Right now, a lot of people are out of work because of the coronavirus. Some are on drastically reduced pay as part of their self-isolation while others were unceremoniously dumped to the curb by employers who didn’t want to foot the bill. For self-employed people and those on zero-hours contracts, already precarious financial situations have become untenable. The pressures of the outside world have not dispelled simply because we can’t venture outside right now. Bills need to be paid and a hell of a lot of people need to figure out new ways to do so. The gig economy has exploded thanks to the sudden increase in demand for food and package delivery, further exacerbating this tension. Want to keep working? Get a job with no benefits that puts you even further at risk of the virus.

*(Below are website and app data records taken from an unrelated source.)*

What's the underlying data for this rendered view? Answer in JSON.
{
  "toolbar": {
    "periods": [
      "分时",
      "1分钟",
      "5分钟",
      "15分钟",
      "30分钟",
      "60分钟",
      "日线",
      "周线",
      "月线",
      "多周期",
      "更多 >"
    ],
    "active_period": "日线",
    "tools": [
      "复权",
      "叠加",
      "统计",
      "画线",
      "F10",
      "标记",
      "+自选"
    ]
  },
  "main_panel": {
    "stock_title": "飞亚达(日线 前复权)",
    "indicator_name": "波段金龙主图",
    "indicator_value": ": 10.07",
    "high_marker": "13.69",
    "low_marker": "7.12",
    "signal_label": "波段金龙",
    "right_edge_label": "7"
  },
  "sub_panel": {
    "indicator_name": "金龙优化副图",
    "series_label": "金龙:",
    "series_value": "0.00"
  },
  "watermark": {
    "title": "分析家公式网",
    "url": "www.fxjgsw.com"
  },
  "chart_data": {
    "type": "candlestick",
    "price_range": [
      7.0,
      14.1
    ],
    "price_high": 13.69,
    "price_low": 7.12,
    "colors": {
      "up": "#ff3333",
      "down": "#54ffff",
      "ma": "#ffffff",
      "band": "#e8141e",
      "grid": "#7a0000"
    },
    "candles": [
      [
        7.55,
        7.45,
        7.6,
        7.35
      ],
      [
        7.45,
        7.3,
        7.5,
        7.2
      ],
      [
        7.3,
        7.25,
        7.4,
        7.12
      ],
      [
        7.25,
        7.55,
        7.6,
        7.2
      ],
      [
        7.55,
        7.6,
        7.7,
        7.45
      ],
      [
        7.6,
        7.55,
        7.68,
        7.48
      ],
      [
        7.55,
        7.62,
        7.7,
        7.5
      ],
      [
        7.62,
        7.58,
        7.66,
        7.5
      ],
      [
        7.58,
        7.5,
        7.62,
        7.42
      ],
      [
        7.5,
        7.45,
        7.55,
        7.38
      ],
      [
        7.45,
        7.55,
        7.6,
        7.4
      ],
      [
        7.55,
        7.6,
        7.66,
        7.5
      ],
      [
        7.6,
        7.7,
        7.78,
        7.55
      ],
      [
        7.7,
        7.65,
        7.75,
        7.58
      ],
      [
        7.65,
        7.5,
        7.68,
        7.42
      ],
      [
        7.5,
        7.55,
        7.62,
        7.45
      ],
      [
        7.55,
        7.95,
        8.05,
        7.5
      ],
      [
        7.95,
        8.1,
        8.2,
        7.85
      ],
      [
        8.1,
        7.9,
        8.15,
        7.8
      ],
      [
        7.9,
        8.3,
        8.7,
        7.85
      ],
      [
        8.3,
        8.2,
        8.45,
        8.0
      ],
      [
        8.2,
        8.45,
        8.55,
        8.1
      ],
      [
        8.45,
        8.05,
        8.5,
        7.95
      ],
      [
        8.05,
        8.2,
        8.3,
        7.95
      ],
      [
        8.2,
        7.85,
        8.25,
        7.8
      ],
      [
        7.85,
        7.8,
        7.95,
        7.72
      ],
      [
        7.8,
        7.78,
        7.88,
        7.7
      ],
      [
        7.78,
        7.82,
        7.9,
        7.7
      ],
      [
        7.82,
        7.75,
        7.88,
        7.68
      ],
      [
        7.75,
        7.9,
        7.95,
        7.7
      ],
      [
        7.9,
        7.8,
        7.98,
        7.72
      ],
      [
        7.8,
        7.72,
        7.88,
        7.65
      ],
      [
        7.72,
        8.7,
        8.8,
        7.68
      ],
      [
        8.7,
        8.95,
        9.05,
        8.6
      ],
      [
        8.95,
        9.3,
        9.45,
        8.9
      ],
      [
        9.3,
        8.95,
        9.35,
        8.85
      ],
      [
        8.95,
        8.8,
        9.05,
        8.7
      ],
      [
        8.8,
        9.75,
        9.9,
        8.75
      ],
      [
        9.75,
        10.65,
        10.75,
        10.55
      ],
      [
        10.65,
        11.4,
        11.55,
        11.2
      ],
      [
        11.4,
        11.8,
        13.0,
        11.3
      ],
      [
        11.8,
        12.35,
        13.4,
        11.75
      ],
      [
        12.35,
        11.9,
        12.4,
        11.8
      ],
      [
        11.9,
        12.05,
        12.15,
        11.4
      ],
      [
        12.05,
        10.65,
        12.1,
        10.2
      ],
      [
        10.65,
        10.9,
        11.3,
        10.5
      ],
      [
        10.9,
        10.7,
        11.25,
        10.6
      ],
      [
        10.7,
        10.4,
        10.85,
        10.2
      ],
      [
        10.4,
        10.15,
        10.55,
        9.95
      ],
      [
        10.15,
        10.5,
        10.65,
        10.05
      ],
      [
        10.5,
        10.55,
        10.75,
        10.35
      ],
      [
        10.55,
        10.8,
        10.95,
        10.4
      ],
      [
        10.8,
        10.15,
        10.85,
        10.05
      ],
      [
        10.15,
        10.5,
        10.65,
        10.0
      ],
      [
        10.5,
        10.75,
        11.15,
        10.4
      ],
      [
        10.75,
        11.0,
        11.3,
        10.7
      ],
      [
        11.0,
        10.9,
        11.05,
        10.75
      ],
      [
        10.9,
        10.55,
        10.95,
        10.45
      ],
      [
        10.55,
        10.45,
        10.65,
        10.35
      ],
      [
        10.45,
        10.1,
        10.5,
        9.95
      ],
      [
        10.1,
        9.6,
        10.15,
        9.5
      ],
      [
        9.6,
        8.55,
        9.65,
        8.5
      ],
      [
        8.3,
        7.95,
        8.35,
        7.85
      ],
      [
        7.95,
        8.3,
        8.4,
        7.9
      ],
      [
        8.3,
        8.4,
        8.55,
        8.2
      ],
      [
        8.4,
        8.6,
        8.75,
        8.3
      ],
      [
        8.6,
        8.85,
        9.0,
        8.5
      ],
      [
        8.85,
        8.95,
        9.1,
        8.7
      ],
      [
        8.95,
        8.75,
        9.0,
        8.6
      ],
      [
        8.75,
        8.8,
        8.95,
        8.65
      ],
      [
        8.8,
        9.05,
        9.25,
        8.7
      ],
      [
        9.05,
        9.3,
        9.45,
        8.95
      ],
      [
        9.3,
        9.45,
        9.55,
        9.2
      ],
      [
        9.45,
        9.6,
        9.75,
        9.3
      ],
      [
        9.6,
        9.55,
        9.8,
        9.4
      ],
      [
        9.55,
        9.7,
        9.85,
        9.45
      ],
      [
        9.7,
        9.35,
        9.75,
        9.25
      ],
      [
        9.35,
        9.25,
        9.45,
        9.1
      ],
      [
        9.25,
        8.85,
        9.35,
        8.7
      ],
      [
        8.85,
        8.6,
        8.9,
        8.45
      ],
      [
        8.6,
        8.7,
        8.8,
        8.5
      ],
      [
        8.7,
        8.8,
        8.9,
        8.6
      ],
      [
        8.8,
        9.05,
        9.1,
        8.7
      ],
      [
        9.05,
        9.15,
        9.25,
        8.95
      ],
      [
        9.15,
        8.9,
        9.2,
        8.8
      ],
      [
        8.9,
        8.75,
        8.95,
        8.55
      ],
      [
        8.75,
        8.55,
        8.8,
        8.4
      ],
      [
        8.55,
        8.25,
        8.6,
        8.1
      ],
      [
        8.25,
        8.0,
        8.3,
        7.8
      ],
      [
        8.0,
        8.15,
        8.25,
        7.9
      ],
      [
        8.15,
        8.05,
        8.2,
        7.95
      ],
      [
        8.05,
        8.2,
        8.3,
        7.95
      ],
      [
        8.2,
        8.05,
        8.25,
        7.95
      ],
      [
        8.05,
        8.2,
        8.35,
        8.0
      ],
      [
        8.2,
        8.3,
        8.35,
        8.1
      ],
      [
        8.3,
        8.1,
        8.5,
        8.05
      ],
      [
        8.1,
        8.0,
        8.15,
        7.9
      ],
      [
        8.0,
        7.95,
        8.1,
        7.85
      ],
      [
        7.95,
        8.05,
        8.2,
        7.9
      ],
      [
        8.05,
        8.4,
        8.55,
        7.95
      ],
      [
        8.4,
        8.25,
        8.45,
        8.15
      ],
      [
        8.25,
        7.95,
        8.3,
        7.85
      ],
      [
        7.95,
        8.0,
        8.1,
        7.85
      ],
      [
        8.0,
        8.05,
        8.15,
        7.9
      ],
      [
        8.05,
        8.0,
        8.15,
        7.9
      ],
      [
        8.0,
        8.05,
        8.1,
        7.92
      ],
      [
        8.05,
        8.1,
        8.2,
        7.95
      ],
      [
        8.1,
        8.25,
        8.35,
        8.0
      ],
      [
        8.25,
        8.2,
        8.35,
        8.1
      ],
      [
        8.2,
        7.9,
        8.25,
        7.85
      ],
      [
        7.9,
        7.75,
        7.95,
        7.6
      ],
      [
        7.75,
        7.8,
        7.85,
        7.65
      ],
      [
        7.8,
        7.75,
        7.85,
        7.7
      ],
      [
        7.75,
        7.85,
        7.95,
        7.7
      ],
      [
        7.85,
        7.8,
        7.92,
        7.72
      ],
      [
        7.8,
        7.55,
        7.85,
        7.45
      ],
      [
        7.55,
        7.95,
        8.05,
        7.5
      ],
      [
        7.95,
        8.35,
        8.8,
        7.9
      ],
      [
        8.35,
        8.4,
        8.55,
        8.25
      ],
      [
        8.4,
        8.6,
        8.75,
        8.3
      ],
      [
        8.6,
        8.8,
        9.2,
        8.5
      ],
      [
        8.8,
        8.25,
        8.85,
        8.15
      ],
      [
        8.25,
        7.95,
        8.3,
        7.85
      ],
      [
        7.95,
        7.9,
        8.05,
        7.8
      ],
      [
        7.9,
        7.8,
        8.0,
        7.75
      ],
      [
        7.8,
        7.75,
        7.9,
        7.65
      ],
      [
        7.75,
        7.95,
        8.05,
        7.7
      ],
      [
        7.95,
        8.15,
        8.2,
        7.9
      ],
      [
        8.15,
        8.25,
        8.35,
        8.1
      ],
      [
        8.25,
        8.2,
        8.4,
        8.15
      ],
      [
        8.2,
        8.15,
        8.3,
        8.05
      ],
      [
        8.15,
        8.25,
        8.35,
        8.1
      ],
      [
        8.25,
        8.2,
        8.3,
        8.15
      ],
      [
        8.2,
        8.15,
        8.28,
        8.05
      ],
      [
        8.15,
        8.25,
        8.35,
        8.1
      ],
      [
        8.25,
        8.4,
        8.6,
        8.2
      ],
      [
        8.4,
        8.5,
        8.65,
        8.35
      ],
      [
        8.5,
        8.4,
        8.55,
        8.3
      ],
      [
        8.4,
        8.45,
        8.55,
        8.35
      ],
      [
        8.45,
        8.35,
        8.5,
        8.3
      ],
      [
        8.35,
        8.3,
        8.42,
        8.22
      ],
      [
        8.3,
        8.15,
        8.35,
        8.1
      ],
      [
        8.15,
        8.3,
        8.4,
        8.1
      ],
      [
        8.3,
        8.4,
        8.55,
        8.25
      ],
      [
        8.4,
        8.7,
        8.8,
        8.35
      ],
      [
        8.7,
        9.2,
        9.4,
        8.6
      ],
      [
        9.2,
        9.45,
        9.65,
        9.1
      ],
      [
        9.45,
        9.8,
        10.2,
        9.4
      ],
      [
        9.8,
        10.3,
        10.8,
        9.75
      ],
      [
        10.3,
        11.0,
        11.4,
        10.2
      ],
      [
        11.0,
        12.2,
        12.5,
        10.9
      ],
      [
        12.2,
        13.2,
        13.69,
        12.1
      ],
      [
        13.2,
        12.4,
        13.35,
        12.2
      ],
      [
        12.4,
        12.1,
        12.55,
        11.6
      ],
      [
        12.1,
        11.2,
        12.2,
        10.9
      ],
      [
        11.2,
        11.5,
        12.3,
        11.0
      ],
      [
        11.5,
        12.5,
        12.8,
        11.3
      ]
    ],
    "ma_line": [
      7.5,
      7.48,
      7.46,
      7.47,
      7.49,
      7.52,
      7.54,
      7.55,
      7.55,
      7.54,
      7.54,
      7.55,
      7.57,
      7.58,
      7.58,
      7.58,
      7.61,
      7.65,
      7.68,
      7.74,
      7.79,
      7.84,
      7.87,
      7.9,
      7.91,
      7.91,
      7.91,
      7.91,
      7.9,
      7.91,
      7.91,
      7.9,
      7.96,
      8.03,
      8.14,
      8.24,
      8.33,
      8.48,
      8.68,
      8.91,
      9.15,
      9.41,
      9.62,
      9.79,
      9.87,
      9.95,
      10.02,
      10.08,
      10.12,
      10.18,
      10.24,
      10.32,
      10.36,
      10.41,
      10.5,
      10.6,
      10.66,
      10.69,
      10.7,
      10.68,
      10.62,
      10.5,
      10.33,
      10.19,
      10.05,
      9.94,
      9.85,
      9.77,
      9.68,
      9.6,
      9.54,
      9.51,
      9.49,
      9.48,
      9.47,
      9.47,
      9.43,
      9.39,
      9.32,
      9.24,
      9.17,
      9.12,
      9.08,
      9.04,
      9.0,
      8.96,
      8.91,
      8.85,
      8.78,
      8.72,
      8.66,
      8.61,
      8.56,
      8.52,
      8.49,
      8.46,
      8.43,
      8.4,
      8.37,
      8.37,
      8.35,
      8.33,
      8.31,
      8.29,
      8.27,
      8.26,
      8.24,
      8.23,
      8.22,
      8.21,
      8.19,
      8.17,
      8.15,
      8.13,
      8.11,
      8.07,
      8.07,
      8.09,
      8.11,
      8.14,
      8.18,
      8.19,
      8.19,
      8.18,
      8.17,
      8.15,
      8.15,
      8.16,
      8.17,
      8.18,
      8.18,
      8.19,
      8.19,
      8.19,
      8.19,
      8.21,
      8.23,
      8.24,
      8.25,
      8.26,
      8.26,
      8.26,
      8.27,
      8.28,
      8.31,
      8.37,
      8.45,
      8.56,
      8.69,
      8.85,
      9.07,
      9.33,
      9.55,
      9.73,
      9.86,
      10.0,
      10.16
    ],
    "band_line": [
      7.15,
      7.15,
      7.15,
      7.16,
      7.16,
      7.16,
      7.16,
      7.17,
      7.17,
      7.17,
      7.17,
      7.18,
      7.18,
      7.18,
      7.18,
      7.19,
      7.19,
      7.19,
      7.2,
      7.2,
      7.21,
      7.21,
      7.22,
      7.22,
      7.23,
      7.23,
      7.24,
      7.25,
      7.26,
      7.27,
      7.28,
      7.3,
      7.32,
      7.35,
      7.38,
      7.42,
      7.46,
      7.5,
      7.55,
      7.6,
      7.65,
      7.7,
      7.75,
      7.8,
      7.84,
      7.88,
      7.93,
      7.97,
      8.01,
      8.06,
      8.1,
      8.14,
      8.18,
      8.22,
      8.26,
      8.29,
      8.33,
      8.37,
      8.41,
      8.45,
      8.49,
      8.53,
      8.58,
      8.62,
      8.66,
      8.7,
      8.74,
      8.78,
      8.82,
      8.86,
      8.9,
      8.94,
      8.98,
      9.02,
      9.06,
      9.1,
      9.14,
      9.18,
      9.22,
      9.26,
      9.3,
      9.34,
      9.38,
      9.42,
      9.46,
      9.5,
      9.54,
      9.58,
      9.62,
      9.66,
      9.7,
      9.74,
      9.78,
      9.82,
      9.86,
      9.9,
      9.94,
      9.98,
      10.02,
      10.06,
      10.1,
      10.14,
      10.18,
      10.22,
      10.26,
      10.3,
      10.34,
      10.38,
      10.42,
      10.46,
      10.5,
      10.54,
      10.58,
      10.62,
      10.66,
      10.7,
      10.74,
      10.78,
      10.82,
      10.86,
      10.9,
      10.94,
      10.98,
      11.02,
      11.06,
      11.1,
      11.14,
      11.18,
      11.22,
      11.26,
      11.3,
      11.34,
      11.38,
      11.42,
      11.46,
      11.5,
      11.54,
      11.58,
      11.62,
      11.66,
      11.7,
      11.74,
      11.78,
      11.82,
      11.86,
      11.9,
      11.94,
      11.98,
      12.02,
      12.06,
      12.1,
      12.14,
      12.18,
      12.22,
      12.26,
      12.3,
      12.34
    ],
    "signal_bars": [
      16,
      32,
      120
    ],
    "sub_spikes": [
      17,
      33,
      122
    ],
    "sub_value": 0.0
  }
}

I do not think this is necessarily a plight unique to my generation but as a perpetually online millennial, I feel a ceaseless pressure to turn every aspect of my life into a commodifiable enterprise. It’s not enough to have hobbies: they have to be side-hustles or another demonstration of your hashtag-brand. There hasn’t been a point over the past three years of my life where I’ve not felt guilty for doing anything other than the thing that I make money from. Now, as I continue my indoors writing life during this moment of panic, that urge to prove how busy and interesting and creative I am, even as we live during a f**king pandemic, is roaring in my mind with a vengeance. Capitalism is cruel like that. Not even the rapid spread of a virus that has killed thousands of people and dramatically changed our way of life can turn off my need to be busy.
I’m fully aware that I’m in a privileged position right now. I’m still working, I have money in the bank for an emergency, and I don’t have anyone dependent on my ability to make a living right now. My stress over the pressure to show off my productivity lest anyone doubt my skills is some privileged people bullsh*t, I know, especially right now when so many people have way bigger problems on their plates. A lot of the creativity and public productivity on display right now is a mental and emotional necessity. We need community now more than ever, and sometimes, that creativity is just a way to get through an impossible situation, from the people proudly showing off their sewing skills to make face masks to chefs like Jack Monroe offering ways to prepare delicious meals with the scant canned goods we have on our shelves thanks to panic buying. These displays can be encouraging to the masses but they also expose the systemic failures at play: How did our hobbies become a way to plug the depressing number of gaps in government policy? Isn’t this all supposed to be their responsibility? Of course, driving the public into hours of unpaid labor to compensate for political failings before taking the credit as part of some display of ‘Blitz spirit’ sounds par for the course here.
It’s still unknown how long we’ll be expected to self-isolate during this pandemic. Some reports have speculated that we could be in this state for many more weeks and even months. Doing what we can to stay afloat will become ever more crucial since things will inevitably get worse before they get better, especially in countries where the government responses have been so shoddy. We can keep going and show the world what we’re made of but let’s also leave some room for rest. It’s okay if you don’t use this time to write the next King Lear. Do what you have to do.
Header Image Source: Getty Images.